When someone Likes your page, it does more than just pass the link around. For instance, if you are an author touting a book and  I go to your fanpage and “Like” your book, Facebook will add a link to your book’s website in my profile. If I keep a list of my favorite books in my Facebook profile, a link to your website will be added there.

Now here’s the part you are really going to like.  Once you have the page configured per the instructions above, it is a snap to drop other plugins onto the page.  Below are a couple more that I use to increase readership.

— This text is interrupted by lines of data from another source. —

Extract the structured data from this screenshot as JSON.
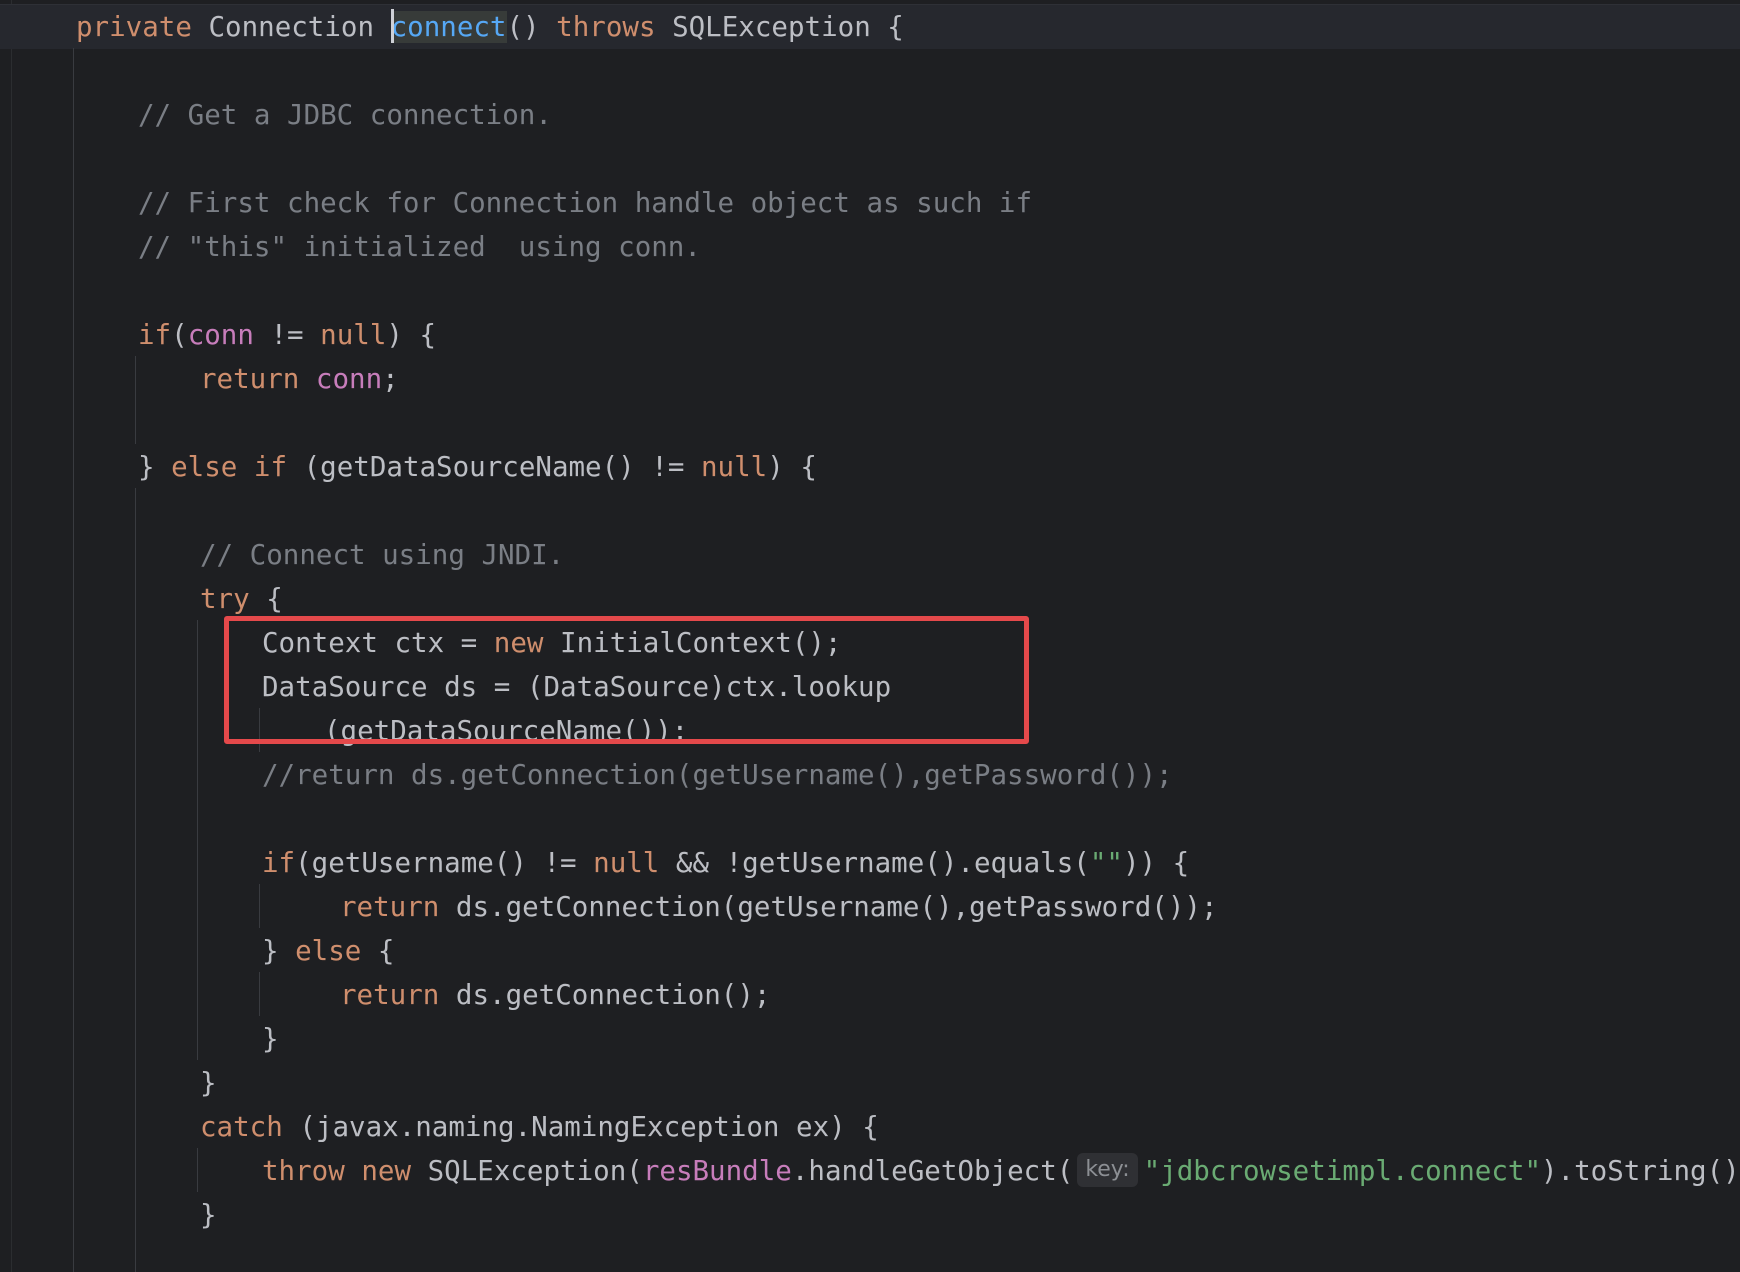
{
  "colors": {
    "background": "#1e1f22",
    "keyword": "#cf8e6d",
    "method_declaration": "#56a8f5",
    "field": "#c77dbb",
    "comment": "#7a7e85",
    "string": "#6aab73",
    "plain": "#bcbec4",
    "annotation_box": "#e5494b"
  },
  "code": {
    "l1": {
      "kw_private": "private",
      "t_connection": " Connection ",
      "fn_connect": "connect",
      "t_paren": "() ",
      "kw_throws": "throws",
      "t_rest": " SQLException {"
    },
    "l2": {
      "comment": "// Get a JDBC connection."
    },
    "l3": {
      "comment": "// First check for Connection handle object as such if"
    },
    "l4": {
      "comment": "// \"this\" initialized  using conn."
    },
    "l5": {
      "kw_if": "if",
      "t_paren": "(",
      "fld_conn": "conn",
      "t_neq": " != ",
      "kw_null": "null",
      "t_rest": ") {"
    },
    "l6": {
      "kw_return": "return",
      "t_space": " ",
      "fld_conn": "conn",
      "t_semi": ";"
    },
    "l7": {
      "t_brace": "} ",
      "kw_else": "else",
      "t_space": " ",
      "kw_if": "if",
      "t_mid": " (getDataSourceName() != ",
      "kw_null": "null",
      "t_rest": ") {"
    },
    "l8": {
      "comment": "// Connect using JNDI."
    },
    "l9": {
      "kw_try": "try",
      "t_rest": " {"
    },
    "l10": {
      "t_start": "Context ctx = ",
      "kw_new": "new",
      "t_rest": " InitialContext();"
    },
    "l11": {
      "text": "DataSource ds = (DataSource)ctx.lookup"
    },
    "l12": {
      "text": "(getDataSourceName());"
    },
    "l13": {
      "comment": "//return ds.getConnection(getUsername(),getPassword());"
    },
    "l14": {
      "kw_if": "if",
      "t_mid1": "(getUsername() != ",
      "kw_null": "null",
      "t_mid2": " && !getUsername().equals(",
      "str_empty": "\"\"",
      "t_rest": ")) {"
    },
    "l15": {
      "kw_return": "return",
      "t_rest": " ds.getConnection(getUsername(),getPassword());"
    },
    "l16": {
      "t_brace": "} ",
      "kw_else": "else",
      "t_rest": " {"
    },
    "l17": {
      "kw_return": "return",
      "t_rest": " ds.getConnection();"
    },
    "l18": {
      "text": "}"
    },
    "l19": {
      "text": "}"
    },
    "l20": {
      "kw_catch": "catch",
      "t_rest": " (javax.naming.NamingException ex) {"
    },
    "l21": {
      "kw_throw": "throw",
      "t_space": " ",
      "kw_new": "new",
      "t_mid": " SQLException(",
      "fld_resbundle": "resBundle",
      "t_method": ".handleGetObject(",
      "hint_key": "key:",
      "str_key": "\"jdbcrowsetimpl.connect\"",
      "t_rest": ").toString());"
    },
    "l22": {
      "text": "}"
    }
  }
}
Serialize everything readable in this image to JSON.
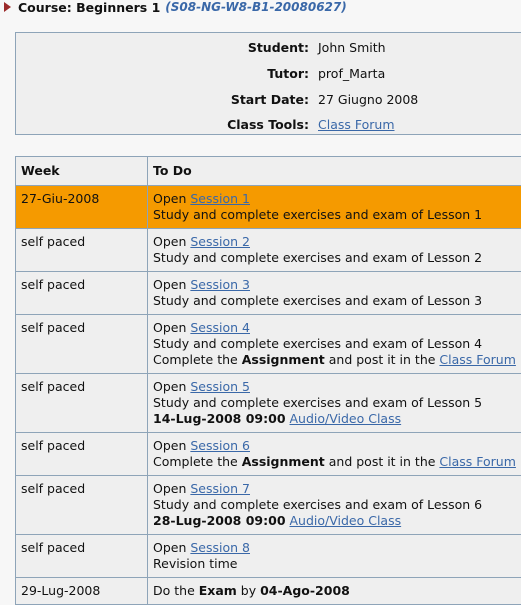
{
  "course": {
    "label": "Course: Beginners 1",
    "code": "(S08-NG-W8-B1-20080627)"
  },
  "info": {
    "student_label": "Student:",
    "student_value": "John Smith",
    "tutor_label": "Tutor:",
    "tutor_value": "prof_Marta",
    "start_label": "Start Date:",
    "start_value": "27 Giugno 2008",
    "tools_label": "Class Tools:",
    "tools_link": "Class Forum"
  },
  "colors": {
    "current_row": "#f59a00",
    "link": "#3a68a8",
    "border": "#8ea4b8"
  },
  "table": {
    "headers": {
      "week": "Week",
      "todo": "To Do"
    },
    "common": {
      "open": "Open ",
      "complete_pre": "Complete the ",
      "assignment": "Assignment",
      "complete_post": " and post it in the ",
      "class_forum": "Class Forum",
      "av_class": "Audio/Video Class"
    },
    "rows": [
      {
        "week": "27-Giu-2008",
        "session": "Session 1",
        "study": "Study and complete exercises and exam of Lesson 1"
      },
      {
        "week": "self paced",
        "session": "Session 2",
        "study": "Study and complete exercises and exam of Lesson 2"
      },
      {
        "week": "self paced",
        "session": "Session 3",
        "study": "Study and complete exercises and exam of Lesson 3"
      },
      {
        "week": "self paced",
        "session": "Session 4",
        "study": "Study and complete exercises and exam of Lesson 4"
      },
      {
        "week": "self paced",
        "session": "Session 5",
        "study": "Study and complete exercises and exam of Lesson 5",
        "datetime": "14-Lug-2008 09:00"
      },
      {
        "week": "self paced",
        "session": "Session 6"
      },
      {
        "week": "self paced",
        "session": "Session 7",
        "study": "Study and complete exercises and exam of Lesson 6",
        "datetime": "28-Lug-2008 09:00"
      },
      {
        "week": "self paced",
        "session": "Session 8",
        "study": "Revision time"
      },
      {
        "week": "29-Lug-2008",
        "exam_pre": "Do the ",
        "exam_word": "Exam",
        "exam_mid": " by ",
        "exam_date": "04-Ago-2008"
      }
    ]
  }
}
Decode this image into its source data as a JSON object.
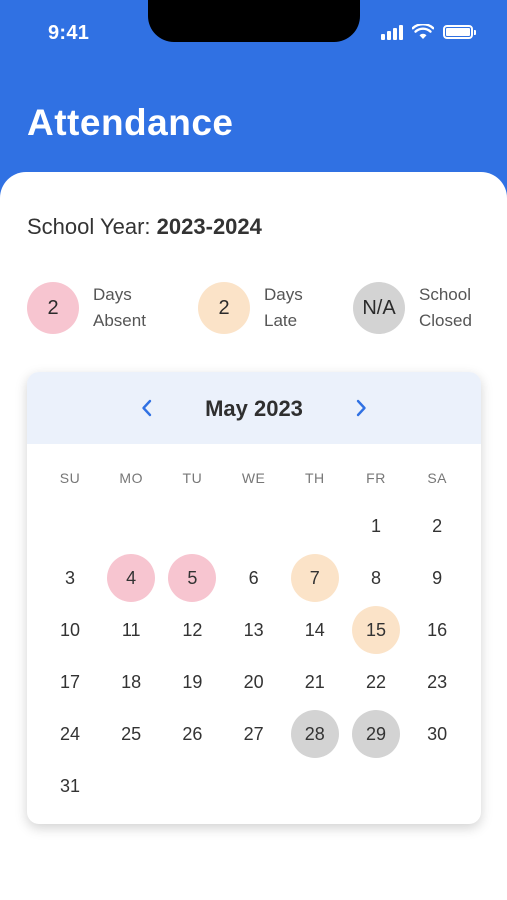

Plugin2: Recommendations
The Recommendations plugin shows personalized recommendations to your users. Since the content is hosted by Facebook, the plugin can display personalized recommendations whether or not the user has logged into your site. To generate the recommendations, the plugin considers all the social interactions with URLs from your site. For a logged in Facebook user, the plugin will give preference to and highlight objects her friends have interacted with.

You must specify a domain for which to show recommendations. The domain is matched exactly, so a plugin with site=facebook.com would not include activity from developers.facebook.com or www.facebook.com. You can specify multiple domains and the results will be mixed together.

To add this plugin to a page, go to http://developers.facebook.com/docs/reference/plugins/recommendations/

Plugin3: The Registration 
This little beauty allows users to easily sign up for your website with their Facebook account. The plugin is a simple iframe that you can drop into your page. When logged into Facebook, users see a form that is pre-filled with their Facebook information where appropriate.  The registration plugin gives you the flexibility to ask for additional information which is not available through the Facebook API (e.g. favorite movie). The plugin also allows users who do not have a Facebook account, or do not wish to sign up for your site using Facebook to use the same form as those who are connecting with Facebook. This eliminates the need to provide two separate login experiences.

Go to http://developers.facebook.com/docs/plugins/registration/ to obtain the code needed to install this plugin.

Plug This In

For a complete listing and description of available Facebook Plugins, go to

Carl Weiss has been plugged into the Internet professionally since 1995. He owns and operates Access-JAX.com and Jacksonville-Video-Production.com among other sites.  If you want to turn your website from an E-brochure to a lead generating, cash register ringing machine, go to either of the above sites and click on the Free Web Presence Analysis form to find out how plugged in your company is online.